- In a dig at Manweller’s hometown, Sawant said places like Ellensberg that aren’t thriving might not need rent control, but Seattle does. Manweller countered by saying the city recently built thousands of new units of housing for Central Washington University students. “Now we don’t have a housing crisis,” he said.
- The city’s multifamily tax exemption program, which gives tax exemptions to developers who build affordable units, was brought up several times. Valdez said the city should expand the program, while Licata argued it didn’t go far enough because the units only stay affordable for 12 years and it continues to put the burden on taxpayers.
- Valdez: If we had a shortage of bread, we would bake more bread. We wouldn’t put a price control on the limited amount of bread we had.
- The HALA committee did not endorse exploring rent control, which Sawant said was not surprising because developers and renter groups have completely opposing views.
- Licata said “economic evictions” were the result of an “unfettered market that feeds speculative development.”
- Manweller: “Time after time rent control drops the housing stock and jacks up the prices.”
- Valdez: “(Rent control) is not going to make things any better except for people who own single family homes.”
- On San Francisco’s rent control program, Sawant said it was working well until loopholes in the system began to erode it. For instance, allowing rent controls to be lifted in a unit after a tenant dies.
- Valdez: “Stop trying to vilify people that are trying to do a good thing which is build more housing for this city.”
- Rejecting the argument that rent control would stymie development, Sawant said growth was based on the state of the local and national economy.
- Manweller said rent control programs often lead to a black market, whereby renters bribe landlords to get into rent controlled units. In turn, Manweller said rent control ends up forcing out poor people and minorities.
- The opposition noted several times that in places like New York City, rent control apartments became dilapidated because landlords couldn’t generate enough revenue for up-keep. Sawant retorted that Seattle already has dilapidated apartments and slumlords with no rent control.
- Manweller: “We need poor people, we need rich people, we need people in the middle.”
Beyond rent control, issues like bringing back microhousing received some discussion. Valdez, who said he lived in a microhousing unit, criticized the city for scrapping it as a market-based solution to affordable housing. Sawant said microhousing was not a viable solution to keeping families in the city.
Moderator Peter Steinbrueck brought plenty of aw-shucks levity, struggling with the order of speakers and misplacing his notes more than once. The former City Council member did implement a rule that any time audience members interrupted a speaker, that speaker would get additional time — a ruling that served the opposition well.

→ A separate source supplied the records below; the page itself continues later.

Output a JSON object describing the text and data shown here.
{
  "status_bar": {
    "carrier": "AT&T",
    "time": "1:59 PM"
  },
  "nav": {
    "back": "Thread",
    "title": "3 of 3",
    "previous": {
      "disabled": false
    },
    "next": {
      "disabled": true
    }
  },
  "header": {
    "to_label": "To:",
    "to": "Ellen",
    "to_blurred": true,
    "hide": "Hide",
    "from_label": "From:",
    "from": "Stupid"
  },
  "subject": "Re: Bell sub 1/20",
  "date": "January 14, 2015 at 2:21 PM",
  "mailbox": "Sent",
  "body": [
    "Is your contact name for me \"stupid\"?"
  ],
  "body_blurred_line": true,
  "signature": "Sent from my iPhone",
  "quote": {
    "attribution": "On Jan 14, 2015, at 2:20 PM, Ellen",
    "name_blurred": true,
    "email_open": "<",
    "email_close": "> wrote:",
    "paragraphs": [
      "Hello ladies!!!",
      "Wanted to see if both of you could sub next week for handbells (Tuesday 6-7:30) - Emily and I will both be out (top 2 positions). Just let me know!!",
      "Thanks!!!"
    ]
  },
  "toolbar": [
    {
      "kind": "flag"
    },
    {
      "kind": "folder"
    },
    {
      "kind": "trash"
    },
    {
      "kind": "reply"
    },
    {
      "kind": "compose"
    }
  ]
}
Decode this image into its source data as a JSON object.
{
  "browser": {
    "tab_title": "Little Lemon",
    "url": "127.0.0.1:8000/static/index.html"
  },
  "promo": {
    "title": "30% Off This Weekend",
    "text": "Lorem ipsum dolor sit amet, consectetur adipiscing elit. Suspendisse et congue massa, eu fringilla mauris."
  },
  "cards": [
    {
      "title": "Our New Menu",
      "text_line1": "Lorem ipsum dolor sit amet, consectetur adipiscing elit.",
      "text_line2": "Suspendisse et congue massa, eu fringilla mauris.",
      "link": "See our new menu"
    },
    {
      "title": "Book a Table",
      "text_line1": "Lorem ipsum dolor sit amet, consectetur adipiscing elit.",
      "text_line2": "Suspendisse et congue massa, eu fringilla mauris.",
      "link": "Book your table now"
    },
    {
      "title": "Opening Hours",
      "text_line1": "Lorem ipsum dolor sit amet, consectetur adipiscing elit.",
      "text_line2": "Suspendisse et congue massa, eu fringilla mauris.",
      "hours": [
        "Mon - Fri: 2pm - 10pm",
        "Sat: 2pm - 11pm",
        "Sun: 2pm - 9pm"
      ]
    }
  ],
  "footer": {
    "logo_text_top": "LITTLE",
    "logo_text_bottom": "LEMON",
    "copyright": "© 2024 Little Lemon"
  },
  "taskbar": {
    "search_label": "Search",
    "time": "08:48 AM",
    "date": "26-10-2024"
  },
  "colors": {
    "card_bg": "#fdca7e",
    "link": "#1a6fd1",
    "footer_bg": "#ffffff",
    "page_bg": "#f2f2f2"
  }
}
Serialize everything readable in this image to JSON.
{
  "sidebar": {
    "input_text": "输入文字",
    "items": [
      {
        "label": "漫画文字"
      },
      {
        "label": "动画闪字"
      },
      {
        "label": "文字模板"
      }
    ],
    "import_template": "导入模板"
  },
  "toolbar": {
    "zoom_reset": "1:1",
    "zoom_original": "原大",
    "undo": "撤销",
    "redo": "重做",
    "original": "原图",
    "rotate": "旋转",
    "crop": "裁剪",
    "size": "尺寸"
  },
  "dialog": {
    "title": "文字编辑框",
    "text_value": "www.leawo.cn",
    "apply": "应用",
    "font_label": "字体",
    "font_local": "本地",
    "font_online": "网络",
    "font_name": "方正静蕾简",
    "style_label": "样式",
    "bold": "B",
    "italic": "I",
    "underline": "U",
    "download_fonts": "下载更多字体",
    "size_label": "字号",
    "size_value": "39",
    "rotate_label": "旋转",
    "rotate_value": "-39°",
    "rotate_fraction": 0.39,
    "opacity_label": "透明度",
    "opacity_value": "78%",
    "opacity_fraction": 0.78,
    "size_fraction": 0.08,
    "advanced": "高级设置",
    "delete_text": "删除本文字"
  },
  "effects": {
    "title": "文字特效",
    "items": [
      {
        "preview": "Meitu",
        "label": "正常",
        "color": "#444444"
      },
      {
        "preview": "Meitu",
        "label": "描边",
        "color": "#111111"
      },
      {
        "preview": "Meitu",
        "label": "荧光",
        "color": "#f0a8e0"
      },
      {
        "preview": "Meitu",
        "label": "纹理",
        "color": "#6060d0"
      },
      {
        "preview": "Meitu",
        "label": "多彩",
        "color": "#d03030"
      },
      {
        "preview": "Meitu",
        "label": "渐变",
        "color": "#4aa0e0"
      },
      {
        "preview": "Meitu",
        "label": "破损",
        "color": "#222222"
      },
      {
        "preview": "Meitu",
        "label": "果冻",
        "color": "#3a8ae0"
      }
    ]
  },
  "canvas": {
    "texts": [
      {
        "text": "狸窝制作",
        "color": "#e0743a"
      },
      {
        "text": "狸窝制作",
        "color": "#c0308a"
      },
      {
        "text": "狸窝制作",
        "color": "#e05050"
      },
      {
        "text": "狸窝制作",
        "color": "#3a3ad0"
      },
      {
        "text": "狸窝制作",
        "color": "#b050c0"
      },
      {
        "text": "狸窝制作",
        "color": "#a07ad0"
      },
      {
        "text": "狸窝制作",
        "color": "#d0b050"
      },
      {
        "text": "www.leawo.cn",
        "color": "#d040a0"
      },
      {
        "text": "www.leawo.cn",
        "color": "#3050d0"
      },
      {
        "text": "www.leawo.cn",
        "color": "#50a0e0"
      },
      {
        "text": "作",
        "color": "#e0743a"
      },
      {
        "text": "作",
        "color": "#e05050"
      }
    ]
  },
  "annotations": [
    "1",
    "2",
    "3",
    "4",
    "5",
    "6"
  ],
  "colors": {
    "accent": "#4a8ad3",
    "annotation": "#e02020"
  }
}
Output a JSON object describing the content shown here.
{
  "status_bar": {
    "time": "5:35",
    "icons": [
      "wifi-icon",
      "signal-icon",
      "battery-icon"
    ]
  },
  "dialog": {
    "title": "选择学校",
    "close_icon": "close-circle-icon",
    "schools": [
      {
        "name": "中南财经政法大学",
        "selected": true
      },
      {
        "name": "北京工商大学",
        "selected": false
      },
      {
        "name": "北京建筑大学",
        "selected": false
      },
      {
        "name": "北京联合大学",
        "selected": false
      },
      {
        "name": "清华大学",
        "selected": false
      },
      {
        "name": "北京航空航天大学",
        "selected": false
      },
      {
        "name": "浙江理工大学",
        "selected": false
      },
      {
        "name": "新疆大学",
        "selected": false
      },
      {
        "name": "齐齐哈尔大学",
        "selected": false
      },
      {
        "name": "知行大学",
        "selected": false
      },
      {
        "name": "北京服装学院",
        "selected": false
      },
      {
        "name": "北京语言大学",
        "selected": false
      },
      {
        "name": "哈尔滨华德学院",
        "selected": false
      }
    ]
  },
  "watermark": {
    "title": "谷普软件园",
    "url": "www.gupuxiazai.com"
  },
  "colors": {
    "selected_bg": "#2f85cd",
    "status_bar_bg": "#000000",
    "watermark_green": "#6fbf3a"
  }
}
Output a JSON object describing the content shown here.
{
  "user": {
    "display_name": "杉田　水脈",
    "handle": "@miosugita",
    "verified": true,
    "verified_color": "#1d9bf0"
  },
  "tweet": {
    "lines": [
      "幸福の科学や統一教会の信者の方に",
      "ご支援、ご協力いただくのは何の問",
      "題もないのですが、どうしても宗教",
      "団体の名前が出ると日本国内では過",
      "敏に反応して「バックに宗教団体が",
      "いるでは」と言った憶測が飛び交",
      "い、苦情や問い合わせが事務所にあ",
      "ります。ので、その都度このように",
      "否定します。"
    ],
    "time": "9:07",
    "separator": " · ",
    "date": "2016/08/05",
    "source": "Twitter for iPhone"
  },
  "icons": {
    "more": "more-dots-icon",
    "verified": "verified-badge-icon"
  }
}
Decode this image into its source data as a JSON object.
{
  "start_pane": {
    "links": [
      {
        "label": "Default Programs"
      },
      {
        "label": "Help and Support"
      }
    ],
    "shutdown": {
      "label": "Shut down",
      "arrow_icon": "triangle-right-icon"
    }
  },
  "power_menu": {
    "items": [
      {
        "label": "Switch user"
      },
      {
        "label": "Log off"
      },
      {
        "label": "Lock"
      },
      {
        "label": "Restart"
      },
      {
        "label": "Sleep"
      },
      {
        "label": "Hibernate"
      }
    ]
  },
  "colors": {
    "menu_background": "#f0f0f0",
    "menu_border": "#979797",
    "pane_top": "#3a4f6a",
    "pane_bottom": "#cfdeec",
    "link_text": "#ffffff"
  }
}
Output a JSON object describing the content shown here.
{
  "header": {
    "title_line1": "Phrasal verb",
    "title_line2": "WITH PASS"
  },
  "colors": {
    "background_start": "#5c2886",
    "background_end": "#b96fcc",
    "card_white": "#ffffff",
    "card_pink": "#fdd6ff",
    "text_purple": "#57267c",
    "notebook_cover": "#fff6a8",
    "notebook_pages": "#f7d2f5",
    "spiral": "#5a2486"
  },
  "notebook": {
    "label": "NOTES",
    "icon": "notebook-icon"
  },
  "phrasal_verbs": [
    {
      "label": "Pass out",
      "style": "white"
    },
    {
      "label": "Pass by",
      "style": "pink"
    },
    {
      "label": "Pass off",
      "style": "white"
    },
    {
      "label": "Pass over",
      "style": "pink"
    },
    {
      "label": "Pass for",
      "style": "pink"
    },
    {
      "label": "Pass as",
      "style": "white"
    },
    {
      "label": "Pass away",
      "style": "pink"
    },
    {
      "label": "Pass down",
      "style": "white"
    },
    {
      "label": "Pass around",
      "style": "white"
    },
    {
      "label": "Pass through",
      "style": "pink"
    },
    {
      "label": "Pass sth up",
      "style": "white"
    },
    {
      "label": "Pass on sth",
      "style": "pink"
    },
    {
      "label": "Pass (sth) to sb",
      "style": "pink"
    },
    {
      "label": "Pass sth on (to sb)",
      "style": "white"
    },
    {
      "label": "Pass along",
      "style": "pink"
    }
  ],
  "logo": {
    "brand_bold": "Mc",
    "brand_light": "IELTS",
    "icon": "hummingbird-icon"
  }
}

By luck or by design, Sawant was given the final word of the night, which she used to deliver one of the sharpest blows of the evening. She criticized a West Seattle developer, which backs Smart Growth Seattle, for suing the city in order to get out of paying low-income residents relocation assistance as the company prepares to demolish the building.
Fortunately, debate primarily focused on issue of rent control and not the political hurdles it faces, which are substantial. The Legislature banned any form of rent control in 1980. Passing rent control in Seattle would first require lifting the state ban in Olympia, where there’s little detectable momentum to do so. Meanwhile, Mayor Ed Murray’s Housing Affordability and Livability Agenda Committee rejected a recommendation for rent control.
A resolution that state’s the City Council’s support for lifting the rent control ban is currently in committee.
Monday’s debate was recorded by the Seattle Channel. We’ll post the video when it’s available.
UPDATE: Here is one recording from Talking Stick TV.